From The Guardian:

Alice-Munro---Too-Much-Ha-001 In “Fiction“, one of the 10 new stories collected in Too Much Happiness, a woman called Joyce takes a vague dislike to a guest at a family party. The guest, Maggie, whom Joyce thinks of as the sort of young woman “whose mission in life is to make people feel uncomfortable”, turns out to be a writer who's just published her first book. Joyce buys a copy on a whim a few days later, not sure if she'll actually read it (“she has a couple of good biographies on the go at the moment”). She becomes even more unsure when she realises that it's “a collection of short stories, not a novel . . . It seems to diminish the book's authority, making the author seem like somebody who is just hanging on to the gates of Literature, rather than safely settled inside.”

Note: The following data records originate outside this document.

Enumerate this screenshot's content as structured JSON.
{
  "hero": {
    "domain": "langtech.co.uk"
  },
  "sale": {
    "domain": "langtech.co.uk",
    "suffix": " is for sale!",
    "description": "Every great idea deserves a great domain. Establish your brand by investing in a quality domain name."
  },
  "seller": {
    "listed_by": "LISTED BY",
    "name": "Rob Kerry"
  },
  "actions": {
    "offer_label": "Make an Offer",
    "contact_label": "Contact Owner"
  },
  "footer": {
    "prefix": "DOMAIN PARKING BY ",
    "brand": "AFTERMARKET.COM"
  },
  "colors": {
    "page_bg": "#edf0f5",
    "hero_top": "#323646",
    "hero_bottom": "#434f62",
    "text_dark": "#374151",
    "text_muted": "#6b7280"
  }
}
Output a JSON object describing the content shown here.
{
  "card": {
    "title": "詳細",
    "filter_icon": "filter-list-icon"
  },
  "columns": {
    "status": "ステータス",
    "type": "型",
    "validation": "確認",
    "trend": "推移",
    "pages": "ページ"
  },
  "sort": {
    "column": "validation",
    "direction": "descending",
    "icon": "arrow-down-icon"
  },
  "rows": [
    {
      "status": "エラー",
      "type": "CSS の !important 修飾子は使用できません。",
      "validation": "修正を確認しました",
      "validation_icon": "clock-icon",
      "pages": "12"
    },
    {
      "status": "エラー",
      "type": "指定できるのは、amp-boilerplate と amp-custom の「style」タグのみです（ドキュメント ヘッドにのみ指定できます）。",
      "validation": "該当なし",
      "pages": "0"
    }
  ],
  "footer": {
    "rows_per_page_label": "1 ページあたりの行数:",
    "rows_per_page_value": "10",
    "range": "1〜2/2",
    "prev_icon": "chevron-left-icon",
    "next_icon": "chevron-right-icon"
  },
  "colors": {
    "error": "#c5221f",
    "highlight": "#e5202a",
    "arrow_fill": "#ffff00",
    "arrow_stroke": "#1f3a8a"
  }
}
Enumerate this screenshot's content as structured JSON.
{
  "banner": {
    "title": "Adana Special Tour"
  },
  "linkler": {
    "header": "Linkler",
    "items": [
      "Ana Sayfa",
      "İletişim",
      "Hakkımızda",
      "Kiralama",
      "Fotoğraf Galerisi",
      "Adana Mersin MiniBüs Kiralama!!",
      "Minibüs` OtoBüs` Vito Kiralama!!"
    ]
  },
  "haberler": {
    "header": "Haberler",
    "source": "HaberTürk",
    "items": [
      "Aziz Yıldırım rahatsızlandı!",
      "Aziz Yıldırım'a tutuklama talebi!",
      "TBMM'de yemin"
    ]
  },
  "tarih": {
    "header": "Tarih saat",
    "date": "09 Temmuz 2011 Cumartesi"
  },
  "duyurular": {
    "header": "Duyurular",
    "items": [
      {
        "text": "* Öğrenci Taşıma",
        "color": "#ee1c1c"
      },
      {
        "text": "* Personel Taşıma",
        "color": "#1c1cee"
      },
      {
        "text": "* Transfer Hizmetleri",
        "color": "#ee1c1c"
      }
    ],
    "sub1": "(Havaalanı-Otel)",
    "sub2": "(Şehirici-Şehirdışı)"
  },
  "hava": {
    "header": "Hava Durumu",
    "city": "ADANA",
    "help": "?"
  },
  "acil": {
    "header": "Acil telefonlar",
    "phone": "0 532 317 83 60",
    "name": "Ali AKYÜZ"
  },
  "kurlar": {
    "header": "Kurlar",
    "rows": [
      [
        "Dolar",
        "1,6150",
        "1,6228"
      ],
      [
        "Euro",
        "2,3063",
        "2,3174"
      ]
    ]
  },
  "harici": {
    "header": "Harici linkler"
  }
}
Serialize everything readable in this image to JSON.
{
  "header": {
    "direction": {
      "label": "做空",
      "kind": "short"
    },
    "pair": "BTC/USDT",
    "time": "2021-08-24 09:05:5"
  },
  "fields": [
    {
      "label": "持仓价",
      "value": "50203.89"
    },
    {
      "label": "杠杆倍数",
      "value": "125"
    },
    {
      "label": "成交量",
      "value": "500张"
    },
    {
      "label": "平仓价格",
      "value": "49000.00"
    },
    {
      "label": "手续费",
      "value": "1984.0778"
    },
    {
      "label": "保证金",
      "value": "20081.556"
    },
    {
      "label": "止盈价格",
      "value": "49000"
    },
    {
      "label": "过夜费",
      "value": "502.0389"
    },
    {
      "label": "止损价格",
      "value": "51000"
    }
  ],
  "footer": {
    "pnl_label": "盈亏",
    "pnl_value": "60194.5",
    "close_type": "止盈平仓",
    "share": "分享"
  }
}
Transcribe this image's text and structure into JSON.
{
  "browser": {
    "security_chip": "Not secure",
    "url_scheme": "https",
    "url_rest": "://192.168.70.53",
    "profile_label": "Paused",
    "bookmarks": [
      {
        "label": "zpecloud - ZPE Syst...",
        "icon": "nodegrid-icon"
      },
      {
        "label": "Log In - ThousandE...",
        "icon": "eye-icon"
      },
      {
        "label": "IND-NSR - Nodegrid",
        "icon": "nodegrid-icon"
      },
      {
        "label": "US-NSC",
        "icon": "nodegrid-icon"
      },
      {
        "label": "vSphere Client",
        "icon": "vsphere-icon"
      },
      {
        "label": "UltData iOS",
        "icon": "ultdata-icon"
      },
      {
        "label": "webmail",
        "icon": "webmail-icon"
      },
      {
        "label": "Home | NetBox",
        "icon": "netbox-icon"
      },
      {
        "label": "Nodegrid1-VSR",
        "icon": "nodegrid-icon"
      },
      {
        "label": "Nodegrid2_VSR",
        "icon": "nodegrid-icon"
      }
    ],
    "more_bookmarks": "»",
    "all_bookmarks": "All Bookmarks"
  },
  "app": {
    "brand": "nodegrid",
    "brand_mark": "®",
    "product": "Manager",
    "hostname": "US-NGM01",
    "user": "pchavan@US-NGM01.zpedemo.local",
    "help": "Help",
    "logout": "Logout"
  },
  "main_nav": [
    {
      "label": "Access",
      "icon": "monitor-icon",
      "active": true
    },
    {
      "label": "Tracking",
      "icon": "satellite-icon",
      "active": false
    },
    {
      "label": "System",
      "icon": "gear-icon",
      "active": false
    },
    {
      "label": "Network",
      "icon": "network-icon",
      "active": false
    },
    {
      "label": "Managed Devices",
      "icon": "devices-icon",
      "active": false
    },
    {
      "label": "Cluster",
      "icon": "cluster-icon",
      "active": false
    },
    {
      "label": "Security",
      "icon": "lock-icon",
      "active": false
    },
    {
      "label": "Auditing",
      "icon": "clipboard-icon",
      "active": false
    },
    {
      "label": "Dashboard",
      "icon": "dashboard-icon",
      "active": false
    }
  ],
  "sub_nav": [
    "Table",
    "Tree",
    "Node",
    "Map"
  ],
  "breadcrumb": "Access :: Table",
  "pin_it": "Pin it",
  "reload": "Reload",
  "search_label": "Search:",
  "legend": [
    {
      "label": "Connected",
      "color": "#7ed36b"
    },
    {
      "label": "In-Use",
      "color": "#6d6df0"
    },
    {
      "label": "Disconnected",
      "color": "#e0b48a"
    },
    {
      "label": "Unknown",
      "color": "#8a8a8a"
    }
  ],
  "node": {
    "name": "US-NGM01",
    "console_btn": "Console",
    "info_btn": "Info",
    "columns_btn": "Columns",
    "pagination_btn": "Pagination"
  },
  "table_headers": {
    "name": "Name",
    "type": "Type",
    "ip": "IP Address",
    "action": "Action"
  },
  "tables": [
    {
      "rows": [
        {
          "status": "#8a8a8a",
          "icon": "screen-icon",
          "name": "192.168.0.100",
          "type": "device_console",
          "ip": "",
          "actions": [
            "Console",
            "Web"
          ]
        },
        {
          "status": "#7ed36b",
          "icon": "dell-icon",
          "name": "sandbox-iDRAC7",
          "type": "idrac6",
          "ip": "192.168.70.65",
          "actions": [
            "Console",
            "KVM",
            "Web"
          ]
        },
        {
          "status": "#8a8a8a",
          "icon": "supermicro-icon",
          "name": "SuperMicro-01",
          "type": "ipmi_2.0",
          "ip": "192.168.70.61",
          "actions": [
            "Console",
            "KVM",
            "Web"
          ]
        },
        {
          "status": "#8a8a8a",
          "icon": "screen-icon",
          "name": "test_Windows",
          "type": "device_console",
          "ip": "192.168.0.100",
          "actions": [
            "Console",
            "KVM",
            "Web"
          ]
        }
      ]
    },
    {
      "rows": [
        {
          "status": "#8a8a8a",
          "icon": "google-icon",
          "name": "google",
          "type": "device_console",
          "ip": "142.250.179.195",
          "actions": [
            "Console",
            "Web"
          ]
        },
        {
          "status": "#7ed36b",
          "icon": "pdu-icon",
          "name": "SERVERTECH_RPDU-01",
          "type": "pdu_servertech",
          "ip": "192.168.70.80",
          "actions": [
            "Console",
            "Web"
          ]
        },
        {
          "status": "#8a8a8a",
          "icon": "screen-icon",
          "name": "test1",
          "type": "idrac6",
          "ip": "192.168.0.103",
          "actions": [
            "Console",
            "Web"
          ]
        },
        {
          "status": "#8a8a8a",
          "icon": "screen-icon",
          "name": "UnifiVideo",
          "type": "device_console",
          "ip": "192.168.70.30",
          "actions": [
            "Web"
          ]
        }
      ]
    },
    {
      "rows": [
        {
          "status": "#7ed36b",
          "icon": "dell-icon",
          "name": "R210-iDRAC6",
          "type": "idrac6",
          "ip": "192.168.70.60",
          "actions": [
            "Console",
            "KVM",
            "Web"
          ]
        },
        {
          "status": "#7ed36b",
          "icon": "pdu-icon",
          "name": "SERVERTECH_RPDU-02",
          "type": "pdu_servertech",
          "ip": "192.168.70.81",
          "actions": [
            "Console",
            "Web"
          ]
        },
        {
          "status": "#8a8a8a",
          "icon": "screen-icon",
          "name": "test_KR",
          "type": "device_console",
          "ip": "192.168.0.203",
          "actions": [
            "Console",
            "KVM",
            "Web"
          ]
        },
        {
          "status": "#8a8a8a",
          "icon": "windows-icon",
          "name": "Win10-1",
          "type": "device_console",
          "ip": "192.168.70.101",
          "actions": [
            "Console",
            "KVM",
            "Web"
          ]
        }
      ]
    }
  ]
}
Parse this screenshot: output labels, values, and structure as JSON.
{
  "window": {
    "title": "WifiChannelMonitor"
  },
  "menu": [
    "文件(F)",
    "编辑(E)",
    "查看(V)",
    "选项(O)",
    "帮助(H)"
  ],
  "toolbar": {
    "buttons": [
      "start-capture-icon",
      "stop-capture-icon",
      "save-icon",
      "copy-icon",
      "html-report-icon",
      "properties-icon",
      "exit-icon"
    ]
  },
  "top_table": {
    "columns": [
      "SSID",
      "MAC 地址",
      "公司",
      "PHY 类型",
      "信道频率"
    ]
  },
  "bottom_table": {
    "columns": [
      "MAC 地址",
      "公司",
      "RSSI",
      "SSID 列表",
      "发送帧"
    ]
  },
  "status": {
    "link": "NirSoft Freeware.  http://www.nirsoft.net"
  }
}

Alice Munro has said in interviews that she once had similar anxieties about short stories – that she spent her 20s fretting about not producing a novel. These days, along with William Trevor, she is one of the grandees of English-language short fiction. Yet people still like to worry about her authority. In truth, there's little substance to these anxieties: she's had an international readership since the 1970s; this year she added the Man Booker International prize to her already substantial collection of awards; and her daughter has published a memoir about being brought up by “an icon”. Even so, there's a persistent idea of her as an underpraised housewife-genius from the Canadian backwoods, perhaps because it's easier to talk about the literary politics of being a woman, Canadian or a short-story writer than it is to give a sense of her densely packed but effortless-seeming work.

More here.